◆ **TASK ITEM**: Collect every line in the records below that contains the word "text".

◆ **WORKING DATA**:
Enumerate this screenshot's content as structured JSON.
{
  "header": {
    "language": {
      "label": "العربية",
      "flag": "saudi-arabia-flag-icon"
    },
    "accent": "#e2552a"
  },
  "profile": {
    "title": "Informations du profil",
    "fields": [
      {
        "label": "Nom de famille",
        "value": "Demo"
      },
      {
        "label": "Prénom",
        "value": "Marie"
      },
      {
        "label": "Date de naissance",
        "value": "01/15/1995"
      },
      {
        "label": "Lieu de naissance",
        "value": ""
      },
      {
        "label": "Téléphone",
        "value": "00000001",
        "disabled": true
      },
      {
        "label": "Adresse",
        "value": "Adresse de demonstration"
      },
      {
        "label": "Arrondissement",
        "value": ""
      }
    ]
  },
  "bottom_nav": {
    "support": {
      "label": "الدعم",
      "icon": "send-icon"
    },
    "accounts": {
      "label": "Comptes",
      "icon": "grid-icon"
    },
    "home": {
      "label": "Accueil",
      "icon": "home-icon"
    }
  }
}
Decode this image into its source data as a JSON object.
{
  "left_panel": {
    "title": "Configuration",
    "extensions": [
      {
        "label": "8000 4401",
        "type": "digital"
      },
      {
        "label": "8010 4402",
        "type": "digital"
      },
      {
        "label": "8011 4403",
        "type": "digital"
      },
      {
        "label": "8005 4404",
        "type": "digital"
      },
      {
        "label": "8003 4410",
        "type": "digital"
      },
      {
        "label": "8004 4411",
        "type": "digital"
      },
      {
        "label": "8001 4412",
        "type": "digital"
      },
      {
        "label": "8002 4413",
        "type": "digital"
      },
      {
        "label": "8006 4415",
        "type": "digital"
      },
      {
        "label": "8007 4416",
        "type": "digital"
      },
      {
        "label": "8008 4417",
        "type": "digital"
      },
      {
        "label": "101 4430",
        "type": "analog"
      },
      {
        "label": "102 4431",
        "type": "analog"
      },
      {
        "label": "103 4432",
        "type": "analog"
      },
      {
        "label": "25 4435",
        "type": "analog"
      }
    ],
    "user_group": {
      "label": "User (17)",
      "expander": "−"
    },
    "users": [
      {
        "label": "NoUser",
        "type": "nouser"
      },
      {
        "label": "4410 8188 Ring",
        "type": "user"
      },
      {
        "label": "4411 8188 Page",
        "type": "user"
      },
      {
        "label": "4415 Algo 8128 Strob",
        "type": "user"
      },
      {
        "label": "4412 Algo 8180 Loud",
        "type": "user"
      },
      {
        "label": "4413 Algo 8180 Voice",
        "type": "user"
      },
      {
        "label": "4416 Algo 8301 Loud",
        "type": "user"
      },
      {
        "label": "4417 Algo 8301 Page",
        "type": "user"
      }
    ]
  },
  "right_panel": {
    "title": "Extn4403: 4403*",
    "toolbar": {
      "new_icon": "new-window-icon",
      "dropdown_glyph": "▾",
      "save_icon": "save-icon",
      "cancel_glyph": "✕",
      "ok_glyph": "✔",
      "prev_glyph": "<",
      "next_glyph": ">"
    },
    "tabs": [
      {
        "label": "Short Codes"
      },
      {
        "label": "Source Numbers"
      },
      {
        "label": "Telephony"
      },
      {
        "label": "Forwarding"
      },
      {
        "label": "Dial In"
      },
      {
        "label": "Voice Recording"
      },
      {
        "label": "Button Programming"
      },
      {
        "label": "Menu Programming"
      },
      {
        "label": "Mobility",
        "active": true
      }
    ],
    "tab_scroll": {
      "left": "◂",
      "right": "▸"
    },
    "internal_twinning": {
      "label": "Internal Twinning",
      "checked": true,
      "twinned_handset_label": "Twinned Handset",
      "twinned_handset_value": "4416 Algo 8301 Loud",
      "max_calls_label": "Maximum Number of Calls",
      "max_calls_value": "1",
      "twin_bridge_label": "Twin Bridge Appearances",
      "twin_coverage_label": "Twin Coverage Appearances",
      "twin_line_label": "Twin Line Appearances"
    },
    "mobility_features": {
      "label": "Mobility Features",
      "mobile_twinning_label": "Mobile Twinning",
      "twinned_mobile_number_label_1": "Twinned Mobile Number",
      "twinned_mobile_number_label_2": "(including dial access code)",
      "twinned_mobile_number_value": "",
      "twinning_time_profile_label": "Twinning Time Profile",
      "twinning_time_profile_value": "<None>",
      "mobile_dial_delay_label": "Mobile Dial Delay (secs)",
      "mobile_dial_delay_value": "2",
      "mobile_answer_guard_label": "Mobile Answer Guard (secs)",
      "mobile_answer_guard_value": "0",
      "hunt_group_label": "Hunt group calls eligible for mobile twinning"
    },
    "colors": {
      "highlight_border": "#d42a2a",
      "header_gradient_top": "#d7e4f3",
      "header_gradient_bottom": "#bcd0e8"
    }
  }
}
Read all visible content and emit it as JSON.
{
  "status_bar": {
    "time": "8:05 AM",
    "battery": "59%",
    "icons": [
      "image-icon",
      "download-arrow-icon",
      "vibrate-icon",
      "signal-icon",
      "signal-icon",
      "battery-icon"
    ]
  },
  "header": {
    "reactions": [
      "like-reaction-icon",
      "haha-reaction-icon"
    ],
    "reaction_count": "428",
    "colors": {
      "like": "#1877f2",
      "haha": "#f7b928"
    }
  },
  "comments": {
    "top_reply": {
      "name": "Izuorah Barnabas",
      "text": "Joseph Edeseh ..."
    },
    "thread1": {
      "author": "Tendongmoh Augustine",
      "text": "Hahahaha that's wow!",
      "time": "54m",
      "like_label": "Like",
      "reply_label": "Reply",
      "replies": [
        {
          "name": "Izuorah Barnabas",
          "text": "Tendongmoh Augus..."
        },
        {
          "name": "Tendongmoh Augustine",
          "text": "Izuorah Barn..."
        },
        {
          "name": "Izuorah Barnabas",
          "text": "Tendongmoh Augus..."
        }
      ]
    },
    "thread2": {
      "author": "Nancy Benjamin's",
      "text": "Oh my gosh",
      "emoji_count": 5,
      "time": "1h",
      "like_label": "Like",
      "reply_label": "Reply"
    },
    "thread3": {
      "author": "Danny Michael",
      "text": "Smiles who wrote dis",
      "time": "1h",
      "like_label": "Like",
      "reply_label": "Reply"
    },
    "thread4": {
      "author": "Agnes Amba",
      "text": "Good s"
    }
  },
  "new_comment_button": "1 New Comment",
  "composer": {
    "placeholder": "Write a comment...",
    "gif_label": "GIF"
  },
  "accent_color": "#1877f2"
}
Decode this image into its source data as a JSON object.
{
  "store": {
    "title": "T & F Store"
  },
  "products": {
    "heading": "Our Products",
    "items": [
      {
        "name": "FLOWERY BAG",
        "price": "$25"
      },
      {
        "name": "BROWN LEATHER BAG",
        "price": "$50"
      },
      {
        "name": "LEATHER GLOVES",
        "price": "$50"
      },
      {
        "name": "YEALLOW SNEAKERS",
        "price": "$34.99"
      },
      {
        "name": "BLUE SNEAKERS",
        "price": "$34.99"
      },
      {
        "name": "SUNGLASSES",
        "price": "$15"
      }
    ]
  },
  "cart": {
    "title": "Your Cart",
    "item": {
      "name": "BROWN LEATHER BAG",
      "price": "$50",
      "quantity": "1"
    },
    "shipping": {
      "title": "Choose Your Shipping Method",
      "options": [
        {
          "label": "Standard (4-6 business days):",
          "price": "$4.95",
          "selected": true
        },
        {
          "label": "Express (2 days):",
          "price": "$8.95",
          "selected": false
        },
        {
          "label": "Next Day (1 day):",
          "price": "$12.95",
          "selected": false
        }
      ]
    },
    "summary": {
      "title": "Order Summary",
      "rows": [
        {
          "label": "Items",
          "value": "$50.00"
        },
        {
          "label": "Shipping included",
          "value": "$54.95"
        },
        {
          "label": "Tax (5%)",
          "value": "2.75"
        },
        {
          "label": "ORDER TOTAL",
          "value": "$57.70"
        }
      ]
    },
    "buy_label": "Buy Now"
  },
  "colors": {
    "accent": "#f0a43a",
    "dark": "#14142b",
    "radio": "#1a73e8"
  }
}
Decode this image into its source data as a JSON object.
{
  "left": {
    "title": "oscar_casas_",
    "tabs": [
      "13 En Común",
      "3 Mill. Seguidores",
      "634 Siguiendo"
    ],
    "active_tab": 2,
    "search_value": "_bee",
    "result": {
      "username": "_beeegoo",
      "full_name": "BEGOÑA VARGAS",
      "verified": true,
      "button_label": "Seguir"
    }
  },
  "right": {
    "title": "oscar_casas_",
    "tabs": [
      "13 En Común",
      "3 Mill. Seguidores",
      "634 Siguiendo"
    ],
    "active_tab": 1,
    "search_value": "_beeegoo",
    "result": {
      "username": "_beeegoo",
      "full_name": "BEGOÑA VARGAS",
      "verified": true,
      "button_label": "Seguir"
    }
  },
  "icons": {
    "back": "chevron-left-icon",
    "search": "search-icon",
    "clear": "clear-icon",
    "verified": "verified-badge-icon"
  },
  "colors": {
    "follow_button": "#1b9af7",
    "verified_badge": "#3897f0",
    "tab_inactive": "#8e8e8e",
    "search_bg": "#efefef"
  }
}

◆ **RESULT FOR THIS EXERCISE**:
      "text": "Joseph Edeseh ..."
      "text": "Hahahaha that's wow!",
          "text": "Tendongmoh Augus..."
          "text": "Izuorah Barn..."
          "text": "Tendongmoh Augus..."
      "text": "Oh my gosh",
      "text": "Smiles who wrote dis",
      "text": "Good s"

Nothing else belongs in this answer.